### Entries supplied
========================
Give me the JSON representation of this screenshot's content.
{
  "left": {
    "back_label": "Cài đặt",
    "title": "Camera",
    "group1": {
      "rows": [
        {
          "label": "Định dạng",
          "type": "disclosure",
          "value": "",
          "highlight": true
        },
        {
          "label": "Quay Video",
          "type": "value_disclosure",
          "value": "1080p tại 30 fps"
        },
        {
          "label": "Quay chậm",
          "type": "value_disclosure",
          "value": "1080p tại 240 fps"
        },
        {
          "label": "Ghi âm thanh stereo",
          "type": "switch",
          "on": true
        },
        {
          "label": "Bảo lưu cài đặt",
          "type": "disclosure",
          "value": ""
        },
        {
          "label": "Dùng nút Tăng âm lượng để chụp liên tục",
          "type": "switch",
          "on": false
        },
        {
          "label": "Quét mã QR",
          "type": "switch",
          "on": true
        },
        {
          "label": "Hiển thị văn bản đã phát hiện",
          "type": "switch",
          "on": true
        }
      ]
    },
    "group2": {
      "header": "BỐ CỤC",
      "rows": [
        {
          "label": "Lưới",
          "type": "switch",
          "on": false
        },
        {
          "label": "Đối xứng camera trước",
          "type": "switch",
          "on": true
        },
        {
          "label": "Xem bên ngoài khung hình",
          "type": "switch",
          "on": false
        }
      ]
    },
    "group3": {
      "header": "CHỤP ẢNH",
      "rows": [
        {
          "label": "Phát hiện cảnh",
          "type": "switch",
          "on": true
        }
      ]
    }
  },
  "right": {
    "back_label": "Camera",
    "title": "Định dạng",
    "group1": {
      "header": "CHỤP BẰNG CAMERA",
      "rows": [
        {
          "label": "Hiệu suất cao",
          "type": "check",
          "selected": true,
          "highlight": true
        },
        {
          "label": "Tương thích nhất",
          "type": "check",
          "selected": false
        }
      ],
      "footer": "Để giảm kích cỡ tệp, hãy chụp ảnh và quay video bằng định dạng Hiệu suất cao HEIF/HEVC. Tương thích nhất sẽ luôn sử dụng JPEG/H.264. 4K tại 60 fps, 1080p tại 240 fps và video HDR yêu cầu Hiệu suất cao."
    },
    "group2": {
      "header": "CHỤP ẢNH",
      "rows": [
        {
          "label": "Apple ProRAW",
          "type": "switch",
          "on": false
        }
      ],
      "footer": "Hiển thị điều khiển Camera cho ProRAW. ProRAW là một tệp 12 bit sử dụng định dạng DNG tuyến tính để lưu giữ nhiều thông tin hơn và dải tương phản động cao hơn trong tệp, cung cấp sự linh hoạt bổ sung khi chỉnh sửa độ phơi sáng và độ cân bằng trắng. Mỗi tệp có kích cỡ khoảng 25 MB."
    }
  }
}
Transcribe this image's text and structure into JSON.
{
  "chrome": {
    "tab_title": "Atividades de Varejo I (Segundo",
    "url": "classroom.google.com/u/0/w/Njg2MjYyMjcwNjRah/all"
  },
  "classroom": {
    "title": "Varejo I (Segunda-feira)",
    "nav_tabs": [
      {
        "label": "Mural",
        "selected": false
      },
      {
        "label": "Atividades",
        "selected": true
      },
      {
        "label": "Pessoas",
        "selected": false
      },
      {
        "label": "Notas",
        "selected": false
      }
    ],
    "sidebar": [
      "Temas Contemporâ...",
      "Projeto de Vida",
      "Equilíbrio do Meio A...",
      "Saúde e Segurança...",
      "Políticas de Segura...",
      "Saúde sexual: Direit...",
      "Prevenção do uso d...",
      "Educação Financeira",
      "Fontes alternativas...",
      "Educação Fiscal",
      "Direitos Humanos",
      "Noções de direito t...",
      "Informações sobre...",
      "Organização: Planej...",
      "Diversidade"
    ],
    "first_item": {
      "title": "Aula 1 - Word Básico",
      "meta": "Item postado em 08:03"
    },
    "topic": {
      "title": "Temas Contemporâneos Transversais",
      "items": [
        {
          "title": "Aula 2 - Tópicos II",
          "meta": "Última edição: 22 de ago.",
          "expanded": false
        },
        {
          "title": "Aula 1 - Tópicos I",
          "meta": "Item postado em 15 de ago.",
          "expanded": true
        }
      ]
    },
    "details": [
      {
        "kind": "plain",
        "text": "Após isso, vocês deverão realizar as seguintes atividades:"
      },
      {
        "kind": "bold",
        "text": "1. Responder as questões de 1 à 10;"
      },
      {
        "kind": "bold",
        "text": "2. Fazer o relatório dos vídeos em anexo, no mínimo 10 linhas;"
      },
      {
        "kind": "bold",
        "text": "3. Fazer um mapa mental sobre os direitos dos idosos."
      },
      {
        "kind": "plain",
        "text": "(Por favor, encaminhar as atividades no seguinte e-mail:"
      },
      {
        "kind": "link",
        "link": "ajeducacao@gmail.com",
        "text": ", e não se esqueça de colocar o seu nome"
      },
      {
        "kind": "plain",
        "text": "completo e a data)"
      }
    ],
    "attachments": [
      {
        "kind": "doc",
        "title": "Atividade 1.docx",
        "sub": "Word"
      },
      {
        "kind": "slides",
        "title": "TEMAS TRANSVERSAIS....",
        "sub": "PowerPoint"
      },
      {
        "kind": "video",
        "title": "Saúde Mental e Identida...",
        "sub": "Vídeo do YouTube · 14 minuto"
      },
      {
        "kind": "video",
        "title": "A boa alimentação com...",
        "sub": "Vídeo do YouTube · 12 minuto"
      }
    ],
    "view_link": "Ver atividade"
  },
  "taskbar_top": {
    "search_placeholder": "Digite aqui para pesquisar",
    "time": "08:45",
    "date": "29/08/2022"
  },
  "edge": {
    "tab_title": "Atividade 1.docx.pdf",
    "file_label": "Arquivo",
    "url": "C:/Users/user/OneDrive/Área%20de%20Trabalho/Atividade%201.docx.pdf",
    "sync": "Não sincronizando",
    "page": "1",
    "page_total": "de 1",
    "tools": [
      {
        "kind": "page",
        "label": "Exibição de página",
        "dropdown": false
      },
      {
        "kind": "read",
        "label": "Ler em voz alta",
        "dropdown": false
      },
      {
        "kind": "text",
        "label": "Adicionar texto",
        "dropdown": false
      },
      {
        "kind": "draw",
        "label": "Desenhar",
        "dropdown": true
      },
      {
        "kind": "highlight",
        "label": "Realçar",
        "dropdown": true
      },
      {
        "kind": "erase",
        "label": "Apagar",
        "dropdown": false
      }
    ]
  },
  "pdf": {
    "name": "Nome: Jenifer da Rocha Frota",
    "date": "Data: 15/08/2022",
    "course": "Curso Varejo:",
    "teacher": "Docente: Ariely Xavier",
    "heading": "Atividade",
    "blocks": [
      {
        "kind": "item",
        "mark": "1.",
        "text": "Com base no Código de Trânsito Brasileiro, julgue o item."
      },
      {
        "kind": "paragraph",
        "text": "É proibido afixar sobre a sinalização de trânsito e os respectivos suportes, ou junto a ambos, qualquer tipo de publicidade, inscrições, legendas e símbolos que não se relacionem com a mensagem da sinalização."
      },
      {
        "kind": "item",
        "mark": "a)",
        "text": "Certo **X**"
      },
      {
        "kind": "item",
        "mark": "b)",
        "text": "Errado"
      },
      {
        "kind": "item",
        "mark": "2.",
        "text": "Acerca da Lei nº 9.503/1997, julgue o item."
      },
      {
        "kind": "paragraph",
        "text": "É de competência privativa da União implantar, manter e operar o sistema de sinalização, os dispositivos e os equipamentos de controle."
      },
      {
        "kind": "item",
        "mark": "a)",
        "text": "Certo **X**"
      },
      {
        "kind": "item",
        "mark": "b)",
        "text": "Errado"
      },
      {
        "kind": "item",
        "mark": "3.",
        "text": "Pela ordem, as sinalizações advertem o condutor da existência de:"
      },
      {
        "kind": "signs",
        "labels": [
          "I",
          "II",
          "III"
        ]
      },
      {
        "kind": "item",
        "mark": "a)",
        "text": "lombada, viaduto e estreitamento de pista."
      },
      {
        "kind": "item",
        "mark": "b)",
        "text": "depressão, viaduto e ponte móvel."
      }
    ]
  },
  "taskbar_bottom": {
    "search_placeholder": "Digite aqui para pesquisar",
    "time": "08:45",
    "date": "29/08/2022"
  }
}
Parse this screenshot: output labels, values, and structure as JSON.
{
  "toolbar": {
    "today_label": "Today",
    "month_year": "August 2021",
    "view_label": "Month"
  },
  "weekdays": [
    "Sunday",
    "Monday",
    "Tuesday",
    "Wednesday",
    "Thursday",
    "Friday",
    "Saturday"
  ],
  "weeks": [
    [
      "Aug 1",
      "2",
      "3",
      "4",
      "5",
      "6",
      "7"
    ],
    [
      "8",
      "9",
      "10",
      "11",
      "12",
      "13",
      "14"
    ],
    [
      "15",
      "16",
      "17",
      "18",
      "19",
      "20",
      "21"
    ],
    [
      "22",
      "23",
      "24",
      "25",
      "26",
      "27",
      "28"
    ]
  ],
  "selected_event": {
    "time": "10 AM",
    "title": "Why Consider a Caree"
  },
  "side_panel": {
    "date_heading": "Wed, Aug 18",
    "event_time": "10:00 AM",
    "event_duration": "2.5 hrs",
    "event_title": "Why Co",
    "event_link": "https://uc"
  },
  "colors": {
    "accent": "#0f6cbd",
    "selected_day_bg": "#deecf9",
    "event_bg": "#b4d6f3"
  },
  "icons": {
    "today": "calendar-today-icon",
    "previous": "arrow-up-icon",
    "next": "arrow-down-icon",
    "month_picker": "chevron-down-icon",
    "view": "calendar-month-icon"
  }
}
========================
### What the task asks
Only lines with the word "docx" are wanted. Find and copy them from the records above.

### Exercise solution
        "title": "Atividade 1.docx",
    "tab_title": "Atividade 1.docx.pdf",
    "url": "C:/Users/user/OneDrive/Área%20de%20Trabalho/Atividade%201.docx.pdf",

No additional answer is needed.